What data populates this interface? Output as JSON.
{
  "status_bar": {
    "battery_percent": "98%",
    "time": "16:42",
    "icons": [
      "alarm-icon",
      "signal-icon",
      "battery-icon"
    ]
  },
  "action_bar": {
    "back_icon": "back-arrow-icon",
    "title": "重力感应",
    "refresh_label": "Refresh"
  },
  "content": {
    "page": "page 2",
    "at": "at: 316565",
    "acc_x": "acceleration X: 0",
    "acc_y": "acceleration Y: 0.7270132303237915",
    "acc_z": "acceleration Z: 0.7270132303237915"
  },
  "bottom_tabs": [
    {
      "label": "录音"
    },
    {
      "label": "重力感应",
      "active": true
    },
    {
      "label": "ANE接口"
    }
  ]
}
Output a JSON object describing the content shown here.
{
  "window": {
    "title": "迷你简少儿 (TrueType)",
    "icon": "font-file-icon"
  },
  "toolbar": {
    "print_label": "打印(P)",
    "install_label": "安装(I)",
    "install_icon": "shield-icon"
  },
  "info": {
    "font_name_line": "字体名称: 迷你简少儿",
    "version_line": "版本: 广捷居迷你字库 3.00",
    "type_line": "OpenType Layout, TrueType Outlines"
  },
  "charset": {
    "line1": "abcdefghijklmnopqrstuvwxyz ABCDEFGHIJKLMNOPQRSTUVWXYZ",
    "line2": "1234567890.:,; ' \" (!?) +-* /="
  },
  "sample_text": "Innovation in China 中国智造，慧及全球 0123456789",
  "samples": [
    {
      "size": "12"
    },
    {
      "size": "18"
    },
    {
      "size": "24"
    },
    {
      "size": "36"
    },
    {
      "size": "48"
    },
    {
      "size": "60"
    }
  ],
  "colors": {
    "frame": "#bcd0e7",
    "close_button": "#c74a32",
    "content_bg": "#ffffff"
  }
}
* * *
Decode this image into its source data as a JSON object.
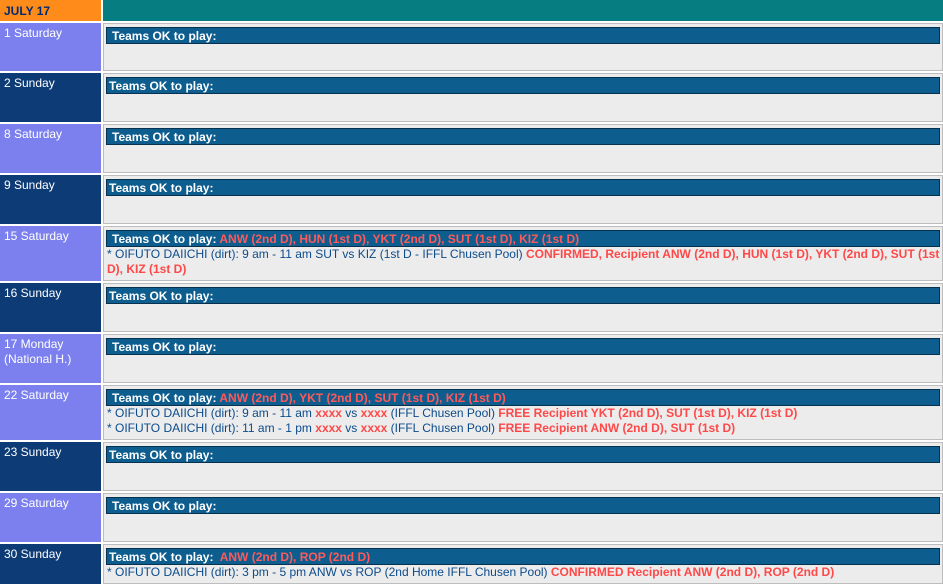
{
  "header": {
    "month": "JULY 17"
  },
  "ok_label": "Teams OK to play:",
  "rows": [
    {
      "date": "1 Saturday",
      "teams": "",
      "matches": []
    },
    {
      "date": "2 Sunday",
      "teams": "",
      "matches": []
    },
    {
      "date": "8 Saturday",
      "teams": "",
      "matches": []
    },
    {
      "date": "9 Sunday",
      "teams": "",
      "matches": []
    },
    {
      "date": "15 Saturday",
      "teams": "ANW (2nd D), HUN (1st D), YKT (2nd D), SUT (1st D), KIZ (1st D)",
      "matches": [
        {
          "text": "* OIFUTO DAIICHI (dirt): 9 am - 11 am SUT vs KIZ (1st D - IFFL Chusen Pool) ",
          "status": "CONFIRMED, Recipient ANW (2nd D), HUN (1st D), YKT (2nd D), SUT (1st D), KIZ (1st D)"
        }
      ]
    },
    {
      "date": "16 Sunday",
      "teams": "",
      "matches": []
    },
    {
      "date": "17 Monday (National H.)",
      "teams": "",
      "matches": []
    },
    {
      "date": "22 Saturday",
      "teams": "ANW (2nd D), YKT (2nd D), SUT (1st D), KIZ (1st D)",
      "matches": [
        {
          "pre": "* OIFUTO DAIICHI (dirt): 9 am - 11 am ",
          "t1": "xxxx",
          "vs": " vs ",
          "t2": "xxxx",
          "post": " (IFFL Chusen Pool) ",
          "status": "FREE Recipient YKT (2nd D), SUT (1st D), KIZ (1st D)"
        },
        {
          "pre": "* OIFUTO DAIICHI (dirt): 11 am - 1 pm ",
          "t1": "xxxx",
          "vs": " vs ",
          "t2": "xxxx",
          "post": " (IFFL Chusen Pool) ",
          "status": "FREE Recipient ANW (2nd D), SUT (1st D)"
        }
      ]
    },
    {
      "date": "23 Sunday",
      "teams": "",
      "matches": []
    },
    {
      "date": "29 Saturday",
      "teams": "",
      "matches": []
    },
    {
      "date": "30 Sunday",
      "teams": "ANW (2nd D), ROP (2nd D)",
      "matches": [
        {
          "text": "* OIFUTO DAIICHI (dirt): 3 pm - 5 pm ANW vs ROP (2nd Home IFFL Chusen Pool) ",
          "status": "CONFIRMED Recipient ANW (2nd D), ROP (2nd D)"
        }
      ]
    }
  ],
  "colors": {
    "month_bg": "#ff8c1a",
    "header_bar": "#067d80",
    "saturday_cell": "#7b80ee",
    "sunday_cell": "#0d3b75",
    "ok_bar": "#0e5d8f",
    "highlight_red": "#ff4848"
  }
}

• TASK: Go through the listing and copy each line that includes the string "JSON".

• SOLUTION BELOW:
What data populates this interface? Output as JSON.
Output a JSON object describing the content shown here.
Decode this image into its source data as a JSON object.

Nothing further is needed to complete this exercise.